**THE TASK**
Where does the string "icon" appear in the material? Copy each line that holds it.
*** Block opens ***
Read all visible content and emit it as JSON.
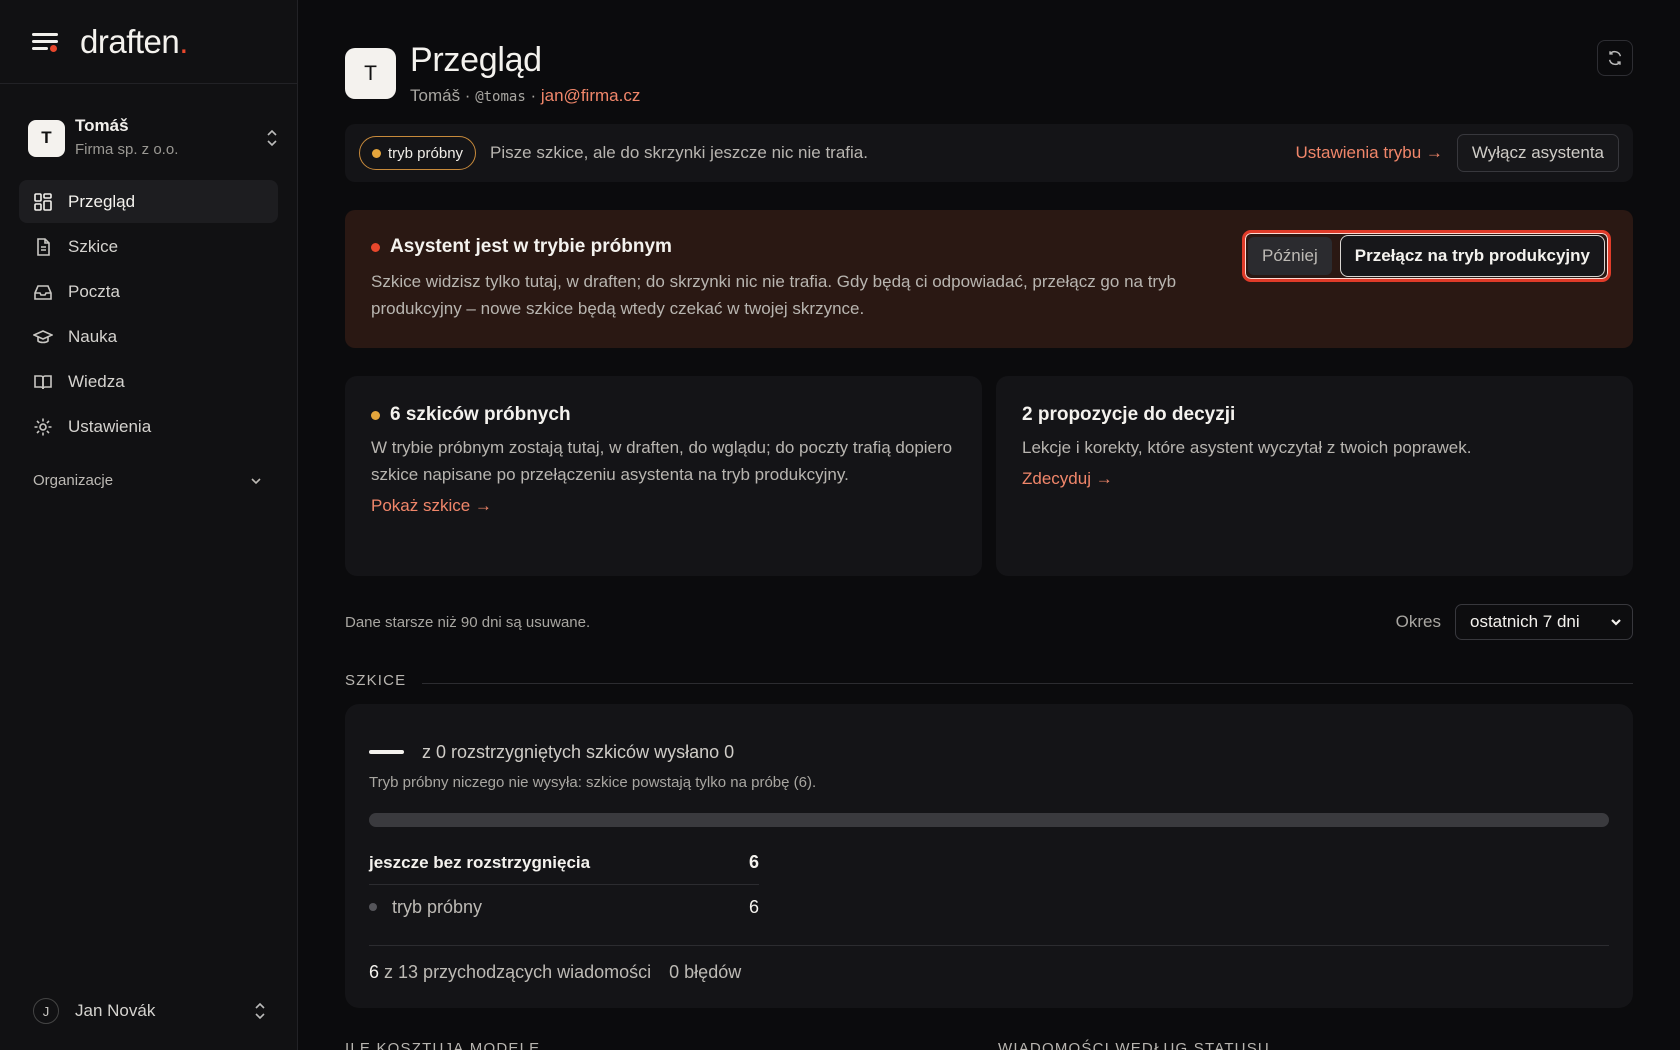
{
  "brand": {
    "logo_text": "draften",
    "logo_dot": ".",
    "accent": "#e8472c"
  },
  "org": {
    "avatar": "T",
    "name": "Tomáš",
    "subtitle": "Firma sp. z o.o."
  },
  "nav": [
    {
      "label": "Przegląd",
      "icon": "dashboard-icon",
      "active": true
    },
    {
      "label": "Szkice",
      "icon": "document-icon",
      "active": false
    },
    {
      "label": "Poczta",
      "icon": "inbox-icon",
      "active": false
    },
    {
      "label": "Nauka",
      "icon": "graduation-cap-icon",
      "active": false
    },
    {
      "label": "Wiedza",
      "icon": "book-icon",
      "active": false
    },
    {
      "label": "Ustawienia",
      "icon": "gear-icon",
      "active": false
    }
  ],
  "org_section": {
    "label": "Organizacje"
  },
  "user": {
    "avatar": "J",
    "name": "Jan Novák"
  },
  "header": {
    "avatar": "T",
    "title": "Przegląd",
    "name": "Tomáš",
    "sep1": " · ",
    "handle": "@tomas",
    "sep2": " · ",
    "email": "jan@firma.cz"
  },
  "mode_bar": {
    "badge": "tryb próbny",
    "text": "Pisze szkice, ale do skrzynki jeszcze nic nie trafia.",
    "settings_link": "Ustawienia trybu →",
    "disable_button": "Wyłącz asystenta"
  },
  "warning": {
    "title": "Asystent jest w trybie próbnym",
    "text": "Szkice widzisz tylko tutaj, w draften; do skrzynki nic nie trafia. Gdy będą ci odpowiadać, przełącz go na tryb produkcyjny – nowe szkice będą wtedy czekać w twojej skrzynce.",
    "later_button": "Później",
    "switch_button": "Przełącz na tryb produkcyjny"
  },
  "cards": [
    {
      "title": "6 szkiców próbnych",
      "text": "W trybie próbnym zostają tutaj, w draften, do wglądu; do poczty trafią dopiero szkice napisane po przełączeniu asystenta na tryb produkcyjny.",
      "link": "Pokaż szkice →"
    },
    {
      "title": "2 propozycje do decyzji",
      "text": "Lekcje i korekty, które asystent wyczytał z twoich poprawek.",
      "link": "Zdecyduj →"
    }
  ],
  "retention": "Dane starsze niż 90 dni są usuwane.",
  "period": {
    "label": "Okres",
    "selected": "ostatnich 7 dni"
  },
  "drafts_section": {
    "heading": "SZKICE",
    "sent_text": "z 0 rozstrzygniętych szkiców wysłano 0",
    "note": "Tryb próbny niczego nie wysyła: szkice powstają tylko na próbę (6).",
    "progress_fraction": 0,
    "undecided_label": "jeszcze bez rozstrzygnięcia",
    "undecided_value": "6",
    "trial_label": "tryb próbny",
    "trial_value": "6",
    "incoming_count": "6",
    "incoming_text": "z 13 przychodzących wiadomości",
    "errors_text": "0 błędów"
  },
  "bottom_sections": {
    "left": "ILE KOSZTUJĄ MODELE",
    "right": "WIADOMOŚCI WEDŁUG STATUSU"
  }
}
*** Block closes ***
**TASK RESULT**
      "icon": "dashboard-icon",
      "icon": "document-icon",
      "icon": "inbox-icon",
      "icon": "graduation-cap-icon",
      "icon": "book-icon",
      "icon": "gear-icon",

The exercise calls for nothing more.